Posted on December 31, 2020

Reclaiming the Tiki Bar

Sammi Katz and Olivia McGiff, New York Times, December 23, 2020

It is an unquestionably difficult time for the hospitality industry. Every day, another restaurant shutters, one more bar pulls its steel gate down for good. Since its invention, one kind of watering hole has seen America through its most grueling times: the tiki bar.

Decorated with bamboo and beach-y lights, with bartenders in Aloha shirts serving up mai tais, tiki bars were a booming part of America’s hospitality industry. {snip}

But the roots of tiki are far from the Pacific Islands. A Maori word for the carved image of a god or ancestor, tiki became synonymous in the United States and elsewhere for gimmicky souvenirs and décor. Now a new generation of beverage-industry professionals are shining a light on the genre’s history of racial inequity and cultural appropriation, which has long been ignored because it clashes with the carefree aesthetic. {snip}

Ernest Gantt, better known as Donn Beach, opened Don the Beachcomber in Southern California in 1933. He became known for his “Rhum Rhapsodies,” the first tiki drinks. They were elaborate and theatrical, featuring fresh juices and housemade syrups and could have upward of 10 ingredients.

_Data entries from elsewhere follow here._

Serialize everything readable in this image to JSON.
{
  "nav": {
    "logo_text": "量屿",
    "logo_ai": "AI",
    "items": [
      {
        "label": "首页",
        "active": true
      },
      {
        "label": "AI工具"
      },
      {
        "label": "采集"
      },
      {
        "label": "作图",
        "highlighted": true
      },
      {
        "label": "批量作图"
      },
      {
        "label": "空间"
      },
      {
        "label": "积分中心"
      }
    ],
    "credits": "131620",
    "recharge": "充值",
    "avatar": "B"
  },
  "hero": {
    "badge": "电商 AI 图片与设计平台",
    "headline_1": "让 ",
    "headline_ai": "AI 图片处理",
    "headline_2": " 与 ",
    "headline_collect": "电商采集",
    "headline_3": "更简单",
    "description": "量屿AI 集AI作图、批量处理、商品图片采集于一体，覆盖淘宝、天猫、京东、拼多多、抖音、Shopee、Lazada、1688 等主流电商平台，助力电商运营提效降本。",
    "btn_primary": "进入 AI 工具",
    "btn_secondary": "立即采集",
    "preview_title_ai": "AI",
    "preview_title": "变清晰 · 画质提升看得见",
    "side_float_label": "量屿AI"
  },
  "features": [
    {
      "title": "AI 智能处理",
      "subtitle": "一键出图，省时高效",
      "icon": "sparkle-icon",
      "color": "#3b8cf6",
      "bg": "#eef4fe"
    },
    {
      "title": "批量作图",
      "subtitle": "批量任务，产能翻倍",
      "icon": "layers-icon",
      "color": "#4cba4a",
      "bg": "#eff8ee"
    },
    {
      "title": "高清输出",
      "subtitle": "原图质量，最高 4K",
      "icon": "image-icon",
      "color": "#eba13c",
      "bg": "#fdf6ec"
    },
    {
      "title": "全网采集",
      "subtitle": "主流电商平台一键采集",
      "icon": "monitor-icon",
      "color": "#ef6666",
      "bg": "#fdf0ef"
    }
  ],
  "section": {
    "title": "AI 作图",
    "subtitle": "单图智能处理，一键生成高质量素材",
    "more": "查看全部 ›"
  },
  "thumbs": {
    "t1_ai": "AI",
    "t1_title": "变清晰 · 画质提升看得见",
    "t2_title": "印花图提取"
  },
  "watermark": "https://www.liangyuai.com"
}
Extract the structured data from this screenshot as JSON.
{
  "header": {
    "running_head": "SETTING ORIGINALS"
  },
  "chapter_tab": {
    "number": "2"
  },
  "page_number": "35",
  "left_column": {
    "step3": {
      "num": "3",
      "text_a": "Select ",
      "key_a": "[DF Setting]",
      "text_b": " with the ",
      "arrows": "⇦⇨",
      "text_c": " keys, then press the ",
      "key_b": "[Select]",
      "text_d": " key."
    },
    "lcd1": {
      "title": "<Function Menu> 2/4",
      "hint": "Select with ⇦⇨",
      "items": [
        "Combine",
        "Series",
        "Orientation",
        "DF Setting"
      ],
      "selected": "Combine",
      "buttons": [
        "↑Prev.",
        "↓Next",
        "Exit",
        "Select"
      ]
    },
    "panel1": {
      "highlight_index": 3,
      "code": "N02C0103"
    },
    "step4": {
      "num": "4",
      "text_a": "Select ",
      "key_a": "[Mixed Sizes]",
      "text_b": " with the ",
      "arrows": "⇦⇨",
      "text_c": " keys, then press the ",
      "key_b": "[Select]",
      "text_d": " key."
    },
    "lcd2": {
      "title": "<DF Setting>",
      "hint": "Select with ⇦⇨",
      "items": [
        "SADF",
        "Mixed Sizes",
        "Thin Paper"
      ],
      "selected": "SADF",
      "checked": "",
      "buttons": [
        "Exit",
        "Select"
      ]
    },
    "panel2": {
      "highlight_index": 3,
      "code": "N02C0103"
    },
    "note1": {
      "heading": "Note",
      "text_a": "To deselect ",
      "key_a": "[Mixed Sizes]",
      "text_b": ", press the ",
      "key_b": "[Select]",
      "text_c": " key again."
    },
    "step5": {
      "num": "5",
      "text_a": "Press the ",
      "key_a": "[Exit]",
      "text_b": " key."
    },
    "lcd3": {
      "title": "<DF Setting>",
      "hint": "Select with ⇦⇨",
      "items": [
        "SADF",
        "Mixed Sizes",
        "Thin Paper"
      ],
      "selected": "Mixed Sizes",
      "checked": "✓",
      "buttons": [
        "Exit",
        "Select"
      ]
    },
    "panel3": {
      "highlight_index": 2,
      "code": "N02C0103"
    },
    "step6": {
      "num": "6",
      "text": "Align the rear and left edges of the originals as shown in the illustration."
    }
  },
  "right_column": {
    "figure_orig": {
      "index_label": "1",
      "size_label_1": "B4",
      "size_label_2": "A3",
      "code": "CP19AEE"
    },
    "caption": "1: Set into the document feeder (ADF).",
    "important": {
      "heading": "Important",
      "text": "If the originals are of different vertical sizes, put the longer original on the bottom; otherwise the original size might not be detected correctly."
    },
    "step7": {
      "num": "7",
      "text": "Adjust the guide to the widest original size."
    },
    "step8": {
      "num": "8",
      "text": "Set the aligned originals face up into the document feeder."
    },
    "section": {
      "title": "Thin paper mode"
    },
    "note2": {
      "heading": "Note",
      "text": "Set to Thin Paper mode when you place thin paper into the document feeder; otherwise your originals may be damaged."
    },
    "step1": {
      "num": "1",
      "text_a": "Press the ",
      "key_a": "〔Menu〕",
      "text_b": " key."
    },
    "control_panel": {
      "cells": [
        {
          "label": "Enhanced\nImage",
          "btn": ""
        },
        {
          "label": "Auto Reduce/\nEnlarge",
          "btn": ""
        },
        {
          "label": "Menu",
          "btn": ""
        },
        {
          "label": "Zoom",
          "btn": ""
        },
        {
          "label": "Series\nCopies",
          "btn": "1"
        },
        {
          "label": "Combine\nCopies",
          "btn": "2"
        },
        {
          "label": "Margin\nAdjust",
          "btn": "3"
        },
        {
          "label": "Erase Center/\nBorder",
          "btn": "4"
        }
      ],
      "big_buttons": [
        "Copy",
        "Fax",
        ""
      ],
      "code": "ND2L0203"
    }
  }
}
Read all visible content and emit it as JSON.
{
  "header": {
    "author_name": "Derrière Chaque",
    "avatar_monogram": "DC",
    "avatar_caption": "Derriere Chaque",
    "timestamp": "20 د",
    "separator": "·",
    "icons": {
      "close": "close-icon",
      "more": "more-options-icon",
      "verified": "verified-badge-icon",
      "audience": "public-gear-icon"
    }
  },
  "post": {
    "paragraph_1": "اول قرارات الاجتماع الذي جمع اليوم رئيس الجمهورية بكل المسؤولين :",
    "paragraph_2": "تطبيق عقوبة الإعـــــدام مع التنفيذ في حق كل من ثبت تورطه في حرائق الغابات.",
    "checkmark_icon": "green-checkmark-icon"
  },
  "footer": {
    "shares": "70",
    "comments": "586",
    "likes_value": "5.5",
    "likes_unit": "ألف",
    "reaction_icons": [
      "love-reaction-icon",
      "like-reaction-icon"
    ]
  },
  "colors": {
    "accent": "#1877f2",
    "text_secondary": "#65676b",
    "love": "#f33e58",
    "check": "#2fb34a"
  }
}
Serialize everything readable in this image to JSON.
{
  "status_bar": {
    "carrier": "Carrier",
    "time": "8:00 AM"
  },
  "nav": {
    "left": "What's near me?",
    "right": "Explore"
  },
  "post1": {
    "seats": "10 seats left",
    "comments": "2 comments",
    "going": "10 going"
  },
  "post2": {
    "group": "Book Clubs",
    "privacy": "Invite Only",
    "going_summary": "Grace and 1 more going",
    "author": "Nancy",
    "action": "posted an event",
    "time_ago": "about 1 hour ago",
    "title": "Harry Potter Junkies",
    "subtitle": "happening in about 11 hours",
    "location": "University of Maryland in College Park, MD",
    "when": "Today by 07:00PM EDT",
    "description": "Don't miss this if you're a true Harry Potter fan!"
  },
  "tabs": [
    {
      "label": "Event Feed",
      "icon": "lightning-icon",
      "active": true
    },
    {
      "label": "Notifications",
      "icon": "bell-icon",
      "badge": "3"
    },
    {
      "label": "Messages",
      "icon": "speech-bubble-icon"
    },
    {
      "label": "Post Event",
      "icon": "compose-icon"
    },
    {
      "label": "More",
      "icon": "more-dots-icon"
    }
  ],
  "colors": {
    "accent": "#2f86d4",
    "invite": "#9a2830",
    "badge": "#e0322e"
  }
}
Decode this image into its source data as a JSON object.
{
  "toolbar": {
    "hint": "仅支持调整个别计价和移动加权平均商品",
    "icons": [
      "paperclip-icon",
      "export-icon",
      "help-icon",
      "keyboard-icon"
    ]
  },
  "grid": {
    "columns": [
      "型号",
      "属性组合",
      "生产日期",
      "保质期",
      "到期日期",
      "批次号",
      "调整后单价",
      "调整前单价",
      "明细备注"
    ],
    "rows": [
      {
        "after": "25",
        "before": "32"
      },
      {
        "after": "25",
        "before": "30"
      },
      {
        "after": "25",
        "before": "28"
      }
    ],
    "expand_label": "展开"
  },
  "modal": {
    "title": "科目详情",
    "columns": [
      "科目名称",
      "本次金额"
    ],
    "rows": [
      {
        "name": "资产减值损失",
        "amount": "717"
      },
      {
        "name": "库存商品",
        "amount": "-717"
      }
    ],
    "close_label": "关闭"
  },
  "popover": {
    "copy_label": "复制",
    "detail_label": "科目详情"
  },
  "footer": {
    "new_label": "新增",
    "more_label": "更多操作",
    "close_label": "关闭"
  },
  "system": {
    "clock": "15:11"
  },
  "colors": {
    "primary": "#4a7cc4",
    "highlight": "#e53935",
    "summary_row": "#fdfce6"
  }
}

Donn had four Filipino bartenders, whom he called “the Four Boys,” making all these drinks behind the scenes.

Victor Bergeron, inspired by his visits to Don the Beachcomber, opened his own tiki restaurant in Northern California in 1937. He included a gift shop and incorporated nautical accents and shipwreck décor. He even offered guests free food and drink in exchange for decorative items, earning his moniker and the name of his bar, Trader Vic’s.

Both restaurants served Chinese food, because it was considered “exotic” yet was identifiable to American palates. Both became chains as well. There were 25 Trader Vic’s in the world by the 1960s, and 16 Don the Beachcombers.

After World War II, tiki took off and joined the trend of themed restaurants that flourished in the late 1950s and early ’60s. They created an idyllic setting that evoked “island living,” employing images of palm trees, tribal masks and topless native women in grass skirts.

Restaurants transformed religious idols into kitschy artifacts and even drinking vessels, known as tiki mugs.


Around the 2008 recession, tiki bars began sprouting up all over the country and the cocktails were restored to the caliber of their “Rhum Rhapsody” forebears. Just like their predecessors, modern tiki bars seek to evoke a sense of escape.

But tiki bars can often reinforce the idea that Oceania is just a place to vacation, which belies America’s history with the region. In 1960 when the Mai-Kai, a tiki restaurant in Florida, sold 10,000 “Mystery Drinks” presented by half-dressed “Mystery Girls,” the U.S. military was using the Pacific Islands to test nuclear bombs. Fantasy was a far cry from reality.

At its heart, tiki is about fun, creative drinks in a transportive environment. A new wave of industry professionals is reimagining these delicious contributions to cocktail culture, looking to shed the appropriation and racism that have accompanied tiki since its inception. {snip}